[Saved entries]

-- Opening Marker --

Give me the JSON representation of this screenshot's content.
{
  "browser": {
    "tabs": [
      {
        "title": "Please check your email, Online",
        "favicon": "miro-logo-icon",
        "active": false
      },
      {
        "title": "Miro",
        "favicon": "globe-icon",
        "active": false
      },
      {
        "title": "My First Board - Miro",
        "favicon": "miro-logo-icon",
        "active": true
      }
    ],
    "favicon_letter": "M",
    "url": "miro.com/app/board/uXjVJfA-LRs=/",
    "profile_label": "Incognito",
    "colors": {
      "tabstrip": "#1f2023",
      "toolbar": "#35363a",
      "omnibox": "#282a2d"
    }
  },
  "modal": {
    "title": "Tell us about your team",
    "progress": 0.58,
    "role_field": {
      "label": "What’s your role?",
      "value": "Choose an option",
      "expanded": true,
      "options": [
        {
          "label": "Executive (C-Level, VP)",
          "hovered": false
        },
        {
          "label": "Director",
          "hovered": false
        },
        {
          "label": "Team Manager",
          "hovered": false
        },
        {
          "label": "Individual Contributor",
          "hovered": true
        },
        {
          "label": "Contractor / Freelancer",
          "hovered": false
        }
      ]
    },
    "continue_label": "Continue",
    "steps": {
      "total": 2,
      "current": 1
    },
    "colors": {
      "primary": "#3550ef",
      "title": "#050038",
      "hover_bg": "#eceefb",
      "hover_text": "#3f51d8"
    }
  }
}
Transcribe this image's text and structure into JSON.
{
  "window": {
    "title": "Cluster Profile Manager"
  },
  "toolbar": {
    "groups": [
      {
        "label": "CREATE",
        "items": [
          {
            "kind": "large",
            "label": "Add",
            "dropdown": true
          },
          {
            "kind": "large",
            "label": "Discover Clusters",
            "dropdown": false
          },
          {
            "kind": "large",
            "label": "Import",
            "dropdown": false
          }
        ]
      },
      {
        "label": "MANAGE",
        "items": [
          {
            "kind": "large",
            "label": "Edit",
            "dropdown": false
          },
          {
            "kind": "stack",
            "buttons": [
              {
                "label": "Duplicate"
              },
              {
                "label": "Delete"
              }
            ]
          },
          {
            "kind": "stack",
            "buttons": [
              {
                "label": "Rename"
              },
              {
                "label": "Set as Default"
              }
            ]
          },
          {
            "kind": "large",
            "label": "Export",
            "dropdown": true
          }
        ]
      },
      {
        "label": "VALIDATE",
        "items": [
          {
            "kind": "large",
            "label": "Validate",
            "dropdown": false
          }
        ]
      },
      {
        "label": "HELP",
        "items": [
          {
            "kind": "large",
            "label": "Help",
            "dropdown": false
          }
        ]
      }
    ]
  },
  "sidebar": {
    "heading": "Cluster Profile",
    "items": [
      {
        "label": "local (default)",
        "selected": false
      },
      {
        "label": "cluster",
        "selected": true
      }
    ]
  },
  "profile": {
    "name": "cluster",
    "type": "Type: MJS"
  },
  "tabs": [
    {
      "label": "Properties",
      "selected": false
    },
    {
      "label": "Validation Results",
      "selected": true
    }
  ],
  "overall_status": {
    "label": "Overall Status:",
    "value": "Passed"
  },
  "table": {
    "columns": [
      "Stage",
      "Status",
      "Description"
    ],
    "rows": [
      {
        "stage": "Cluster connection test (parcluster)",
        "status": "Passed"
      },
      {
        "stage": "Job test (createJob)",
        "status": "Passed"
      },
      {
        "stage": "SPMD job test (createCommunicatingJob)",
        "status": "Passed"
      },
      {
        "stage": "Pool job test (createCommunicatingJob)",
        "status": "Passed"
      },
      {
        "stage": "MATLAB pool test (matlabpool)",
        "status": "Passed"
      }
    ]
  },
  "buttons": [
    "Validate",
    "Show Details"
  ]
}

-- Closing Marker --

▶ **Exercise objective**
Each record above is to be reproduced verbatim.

▶ **Response for this exercise**
Give me the JSON representation of this screenshot's content.
{
  "browser": {
    "tabs": [
      {
        "title": "Please check your email, Online",
        "favicon": "miro-logo-icon",
        "active": false
      },
      {
        "title": "Miro",
        "favicon": "globe-icon",
        "active": false
      },
      {
        "title": "My First Board - Miro",
        "favicon": "miro-logo-icon",
        "active": true
      }
    ],
    "favicon_letter": "M",
    "url": "miro.com/app/board/uXjVJfA-LRs=/",
    "profile_label": "Incognito",
    "colors": {
      "tabstrip": "#1f2023",
      "toolbar": "#35363a",
      "omnibox": "#282a2d"
    }
  },
  "modal": {
    "title": "Tell us about your team",
    "progress": 0.58,
    "role_field": {
      "label": "What’s your role?",
      "value": "Choose an option",
      "expanded": true,
      "options": [
        {
          "label": "Executive (C-Level, VP)",
          "hovered": false
        },
        {
          "label": "Director",
          "hovered": false
        },
        {
          "label": "Team Manager",
          "hovered": false
        },
        {
          "label": "Individual Contributor",
          "hovered": true
        },
        {
          "label": "Contractor / Freelancer",
          "hovered": false
        }
      ]
    },
    "continue_label": "Continue",
    "steps": {
      "total": 2,
      "current": 1
    },
    "colors": {
      "primary": "#3550ef",
      "title": "#050038",
      "hover_bg": "#eceefb",
      "hover_text": "#3f51d8"
    }
  }
}
Transcribe this image's text and structure into JSON.
{
  "window": {
    "title": "Cluster Profile Manager"
  },
  "toolbar": {
    "groups": [
      {
        "label": "CREATE",
        "items": [
          {
            "kind": "large",
            "label": "Add",
            "dropdown": true
          },
          {
            "kind": "large",
            "label": "Discover Clusters",
            "dropdown": false
          },
          {
            "kind": "large",
            "label": "Import",
            "dropdown": false
          }
        ]
      },
      {
        "label": "MANAGE",
        "items": [
          {
            "kind": "large",
            "label": "Edit",
            "dropdown": false
          },
          {
            "kind": "stack",
            "buttons": [
              {
                "label": "Duplicate"
              },
              {
                "label": "Delete"
              }
            ]
          },
          {
            "kind": "stack",
            "buttons": [
              {
                "label": "Rename"
              },
              {
                "label": "Set as Default"
              }
            ]
          },
          {
            "kind": "large",
            "label": "Export",
            "dropdown": true
          }
        ]
      },
      {
        "label": "VALIDATE",
        "items": [
          {
            "kind": "large",
            "label": "Validate",
            "dropdown": false
          }
        ]
      },
      {
        "label": "HELP",
        "items": [
          {
            "kind": "large",
            "label": "Help",
            "dropdown": false
          }
        ]
      }
    ]
  },
  "sidebar": {
    "heading": "Cluster Profile",
    "items": [
      {
        "label": "local (default)",
        "selected": false
      },
      {
        "label": "cluster",
        "selected": true
      }
    ]
  },
  "profile": {
    "name": "cluster",
    "type": "Type: MJS"
  },
  "tabs": [
    {
      "label": "Properties",
      "selected": false
    },
    {
      "label": "Validation Results",
      "selected": true
    }
  ],
  "overall_status": {
    "label": "Overall Status:",
    "value": "Passed"
  },
  "table": {
    "columns": [
      "Stage",
      "Status",
      "Description"
    ],
    "rows": [
      {
        "stage": "Cluster connection test (parcluster)",
        "status": "Passed"
      },
      {
        "stage": "Job test (createJob)",
        "status": "Passed"
      },
      {
        "stage": "SPMD job test (createCommunicatingJob)",
        "status": "Passed"
      },
      {
        "stage": "Pool job test (createCommunicatingJob)",
        "status": "Passed"
      },
      {
        "stage": "MATLAB pool test (matlabpool)",
        "status": "Passed"
      }
    ]
  },
  "buttons": [
    "Validate",
    "Show Details"
  ]
}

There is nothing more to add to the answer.